It’s a complete mystery to me. Let’s put it this way: I cannot think of any legitimate use for Bitcoin other than tax evasion. It’s not a sensible replacement for money because it fluctuates too much. No one would want a currency that jumps up and down like that. I admit to not understanding any of the details of what the algorithm is or how Bitcoin gets mined or anything like that. So I would not invest in it because I’m too ignorant. But the idea that I would want to use Bitcoin instead of Dollars, Euros or Swiss Francs to pay my bills seems absurd to me. I wouldn’t want to do that unless I was a drug dealer.
You’re also advising governments on incorporating ideas from behavioral economics into policy design. How does that work?
What we try to do is to advise policies that nudge or gently push people in some direction but don’t require anybody to do anything. Basically, we try to nudge people in a way which is the direction they would go if they were fully informed. A good example is GPS: If you use Google Maps to get around, it’s just a suggestion. If you decide on your way that you want to look at the beach, Google Maps doesn’t tell you, you can’t go there. In fact, it will just compute a different route. So our goal is to create a world that’s easier to navigate. I would like the equivalent of Google Maps for every part of my life.
What would be such a nudge in our daily life?
There’s one nudge that I think of on numerous occasions: In London they drive on the wrong side of the road. So when you’re a pedestrian, cars come from the opposite direction of what you’re used to. Because of that they have those signs at intersections in downtown London telling you to look right. I think those signs have saved my life on numerous visits to London.
What would be a helpful nudge for investors?
For instance, well defined and well-constructed default investment vehicles. Most people have no idea how to invest. Therefore, if in a defined contribution pension plan somebody has put together a low cost diversified index fund and says «if you don’t know what you’re doing, buy that», then most people will do better that way than they would on their own.
Do you also have an advice for investors when it comes to avoiding common behavioral fallacies?
So far, we haven’t talked about overconfidence and that’s probably the biggest trap to fall into. There is this expression by the American author Mark Twain: «It’s not what you don’t know that gets you into trouble. It’s what you know for sure, that just ain’t so.» People greatly overestimate how much they know. I’m helped by that because my wife is always asking me: «Are you sure?» Everybody needs my wife following them around and asking them: «Are you sure?»
So what would be your advice?

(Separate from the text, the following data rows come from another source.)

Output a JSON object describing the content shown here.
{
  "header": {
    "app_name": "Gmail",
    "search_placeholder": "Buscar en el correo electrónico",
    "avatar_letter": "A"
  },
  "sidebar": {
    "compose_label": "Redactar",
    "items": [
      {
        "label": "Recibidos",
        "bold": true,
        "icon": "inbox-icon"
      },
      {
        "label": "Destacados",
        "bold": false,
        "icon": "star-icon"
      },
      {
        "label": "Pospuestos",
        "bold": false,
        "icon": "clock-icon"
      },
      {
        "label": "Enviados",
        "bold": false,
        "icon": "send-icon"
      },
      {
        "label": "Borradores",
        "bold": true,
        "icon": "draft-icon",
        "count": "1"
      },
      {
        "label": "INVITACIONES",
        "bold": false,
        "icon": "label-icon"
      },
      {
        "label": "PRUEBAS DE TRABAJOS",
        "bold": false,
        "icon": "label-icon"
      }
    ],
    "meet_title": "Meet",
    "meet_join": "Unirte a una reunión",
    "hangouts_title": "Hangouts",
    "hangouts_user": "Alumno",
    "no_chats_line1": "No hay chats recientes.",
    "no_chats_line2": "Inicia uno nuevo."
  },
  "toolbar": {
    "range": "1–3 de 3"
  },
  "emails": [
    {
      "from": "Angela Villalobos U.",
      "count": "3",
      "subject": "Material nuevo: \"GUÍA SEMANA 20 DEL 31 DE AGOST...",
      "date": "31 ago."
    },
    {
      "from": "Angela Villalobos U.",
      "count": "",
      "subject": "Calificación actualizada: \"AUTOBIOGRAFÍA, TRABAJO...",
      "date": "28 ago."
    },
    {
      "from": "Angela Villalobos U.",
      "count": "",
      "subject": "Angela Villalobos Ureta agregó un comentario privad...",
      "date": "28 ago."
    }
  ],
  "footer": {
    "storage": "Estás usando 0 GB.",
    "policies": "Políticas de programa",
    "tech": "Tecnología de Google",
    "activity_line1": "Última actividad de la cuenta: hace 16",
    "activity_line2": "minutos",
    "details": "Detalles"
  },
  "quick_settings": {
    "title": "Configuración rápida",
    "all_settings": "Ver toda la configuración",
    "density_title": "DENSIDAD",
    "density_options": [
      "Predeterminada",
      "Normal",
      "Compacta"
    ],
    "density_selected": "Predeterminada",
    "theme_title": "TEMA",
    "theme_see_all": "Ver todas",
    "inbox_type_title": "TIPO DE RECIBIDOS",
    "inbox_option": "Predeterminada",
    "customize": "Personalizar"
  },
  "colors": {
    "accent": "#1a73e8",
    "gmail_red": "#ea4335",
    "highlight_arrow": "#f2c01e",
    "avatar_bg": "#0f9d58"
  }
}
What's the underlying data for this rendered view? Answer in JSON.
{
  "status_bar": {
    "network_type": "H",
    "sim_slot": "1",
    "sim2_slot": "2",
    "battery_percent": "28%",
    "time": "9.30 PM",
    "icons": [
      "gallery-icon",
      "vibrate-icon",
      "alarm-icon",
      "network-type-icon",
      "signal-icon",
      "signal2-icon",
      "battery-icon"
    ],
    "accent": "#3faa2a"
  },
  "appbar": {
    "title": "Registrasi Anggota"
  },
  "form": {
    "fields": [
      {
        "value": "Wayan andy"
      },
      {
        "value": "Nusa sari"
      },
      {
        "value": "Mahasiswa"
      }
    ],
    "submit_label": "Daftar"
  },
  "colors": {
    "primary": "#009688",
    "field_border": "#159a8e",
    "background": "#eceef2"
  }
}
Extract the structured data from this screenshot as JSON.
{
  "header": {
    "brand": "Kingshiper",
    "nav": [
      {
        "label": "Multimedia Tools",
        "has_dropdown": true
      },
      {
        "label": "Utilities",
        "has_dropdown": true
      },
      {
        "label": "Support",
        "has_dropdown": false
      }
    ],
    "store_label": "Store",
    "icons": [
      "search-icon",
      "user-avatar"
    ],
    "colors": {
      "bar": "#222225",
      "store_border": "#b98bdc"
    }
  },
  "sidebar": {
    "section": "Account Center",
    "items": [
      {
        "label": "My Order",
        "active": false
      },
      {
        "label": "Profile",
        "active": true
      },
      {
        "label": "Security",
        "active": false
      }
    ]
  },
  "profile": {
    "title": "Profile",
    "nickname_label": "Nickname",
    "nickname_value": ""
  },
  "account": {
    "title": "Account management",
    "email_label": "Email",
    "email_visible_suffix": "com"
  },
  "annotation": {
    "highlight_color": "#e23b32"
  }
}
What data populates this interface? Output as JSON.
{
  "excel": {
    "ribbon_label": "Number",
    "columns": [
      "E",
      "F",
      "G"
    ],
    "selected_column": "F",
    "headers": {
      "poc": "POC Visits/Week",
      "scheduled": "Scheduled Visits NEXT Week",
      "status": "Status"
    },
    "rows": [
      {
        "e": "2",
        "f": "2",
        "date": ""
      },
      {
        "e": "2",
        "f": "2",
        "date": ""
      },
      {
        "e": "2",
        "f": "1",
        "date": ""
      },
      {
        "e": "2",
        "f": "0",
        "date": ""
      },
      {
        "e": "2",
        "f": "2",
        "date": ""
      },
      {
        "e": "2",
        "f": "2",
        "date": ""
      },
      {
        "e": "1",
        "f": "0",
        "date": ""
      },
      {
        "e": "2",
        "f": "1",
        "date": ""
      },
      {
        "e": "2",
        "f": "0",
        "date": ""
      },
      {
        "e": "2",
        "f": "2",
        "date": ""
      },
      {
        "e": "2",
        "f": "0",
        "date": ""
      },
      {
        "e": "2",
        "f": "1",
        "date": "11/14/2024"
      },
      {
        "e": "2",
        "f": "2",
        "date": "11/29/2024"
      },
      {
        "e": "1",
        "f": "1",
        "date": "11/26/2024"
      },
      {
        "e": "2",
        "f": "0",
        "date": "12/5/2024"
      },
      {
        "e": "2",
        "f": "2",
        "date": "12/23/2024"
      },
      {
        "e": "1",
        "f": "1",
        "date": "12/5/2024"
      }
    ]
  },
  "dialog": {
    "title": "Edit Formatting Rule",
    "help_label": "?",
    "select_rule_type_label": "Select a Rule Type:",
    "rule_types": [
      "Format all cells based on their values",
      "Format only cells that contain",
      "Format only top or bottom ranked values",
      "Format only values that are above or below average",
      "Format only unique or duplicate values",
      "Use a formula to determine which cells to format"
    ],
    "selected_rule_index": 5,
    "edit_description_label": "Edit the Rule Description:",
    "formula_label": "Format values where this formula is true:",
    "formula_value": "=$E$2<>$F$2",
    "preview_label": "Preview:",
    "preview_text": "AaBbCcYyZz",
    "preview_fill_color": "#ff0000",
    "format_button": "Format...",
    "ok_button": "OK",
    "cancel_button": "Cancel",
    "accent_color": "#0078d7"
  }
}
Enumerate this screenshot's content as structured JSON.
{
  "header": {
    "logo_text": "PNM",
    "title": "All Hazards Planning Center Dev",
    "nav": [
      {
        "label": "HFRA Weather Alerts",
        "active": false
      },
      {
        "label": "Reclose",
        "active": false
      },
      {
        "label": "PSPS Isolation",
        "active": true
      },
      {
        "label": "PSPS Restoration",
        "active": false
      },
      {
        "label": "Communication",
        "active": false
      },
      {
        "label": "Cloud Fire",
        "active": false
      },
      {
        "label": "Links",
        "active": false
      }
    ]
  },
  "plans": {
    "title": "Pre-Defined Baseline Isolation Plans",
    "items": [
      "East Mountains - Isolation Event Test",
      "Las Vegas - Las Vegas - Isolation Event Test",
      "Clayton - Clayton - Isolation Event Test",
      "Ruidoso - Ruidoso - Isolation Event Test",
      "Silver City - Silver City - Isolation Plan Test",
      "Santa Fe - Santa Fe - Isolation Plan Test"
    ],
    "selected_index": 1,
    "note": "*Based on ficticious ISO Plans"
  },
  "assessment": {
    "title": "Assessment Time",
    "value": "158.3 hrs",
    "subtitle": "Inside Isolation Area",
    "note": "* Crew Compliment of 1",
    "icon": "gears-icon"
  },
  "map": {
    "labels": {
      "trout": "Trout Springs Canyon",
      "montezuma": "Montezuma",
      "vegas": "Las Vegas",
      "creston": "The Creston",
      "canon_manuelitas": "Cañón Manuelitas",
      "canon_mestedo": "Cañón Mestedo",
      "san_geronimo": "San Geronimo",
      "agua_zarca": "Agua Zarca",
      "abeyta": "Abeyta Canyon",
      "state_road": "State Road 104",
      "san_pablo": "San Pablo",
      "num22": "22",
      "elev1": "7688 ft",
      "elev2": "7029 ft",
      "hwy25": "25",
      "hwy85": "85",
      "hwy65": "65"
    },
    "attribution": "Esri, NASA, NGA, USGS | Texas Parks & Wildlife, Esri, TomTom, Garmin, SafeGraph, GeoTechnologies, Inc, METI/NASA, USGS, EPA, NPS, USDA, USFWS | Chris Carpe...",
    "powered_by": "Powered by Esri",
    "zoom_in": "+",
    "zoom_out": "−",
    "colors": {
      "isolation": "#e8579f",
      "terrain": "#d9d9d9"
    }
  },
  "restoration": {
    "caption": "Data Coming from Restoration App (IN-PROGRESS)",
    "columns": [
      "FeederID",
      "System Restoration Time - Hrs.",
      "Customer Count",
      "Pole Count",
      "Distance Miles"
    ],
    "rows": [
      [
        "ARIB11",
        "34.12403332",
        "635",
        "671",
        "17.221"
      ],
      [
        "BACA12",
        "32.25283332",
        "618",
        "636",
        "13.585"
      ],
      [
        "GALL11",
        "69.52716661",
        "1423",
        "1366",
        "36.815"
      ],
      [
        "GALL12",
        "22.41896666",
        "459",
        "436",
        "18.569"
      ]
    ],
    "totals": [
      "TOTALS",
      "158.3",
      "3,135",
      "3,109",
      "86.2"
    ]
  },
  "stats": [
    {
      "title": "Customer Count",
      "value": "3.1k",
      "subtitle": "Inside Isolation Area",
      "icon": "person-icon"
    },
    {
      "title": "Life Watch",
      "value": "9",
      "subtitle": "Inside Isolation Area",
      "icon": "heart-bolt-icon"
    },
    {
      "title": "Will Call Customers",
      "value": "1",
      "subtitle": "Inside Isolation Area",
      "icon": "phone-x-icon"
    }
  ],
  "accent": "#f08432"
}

I recommend people to keep track of their predictions. For example, many people think they’re very good at investing in the stock market. Especially people who have started investing during the last ten years. The thing is that the stock market has just gone up since 2009. So picking stocks at random would do pretty well and most of us wouldn’t have any idea how to figure out what their true return has been. Also, people tend to remember their winners and to forget about their losers. So the best lesson is in all aspects of your life that when you’re making predictions try to keep track of them and then see how smart you really are. It’s not as smart as you think.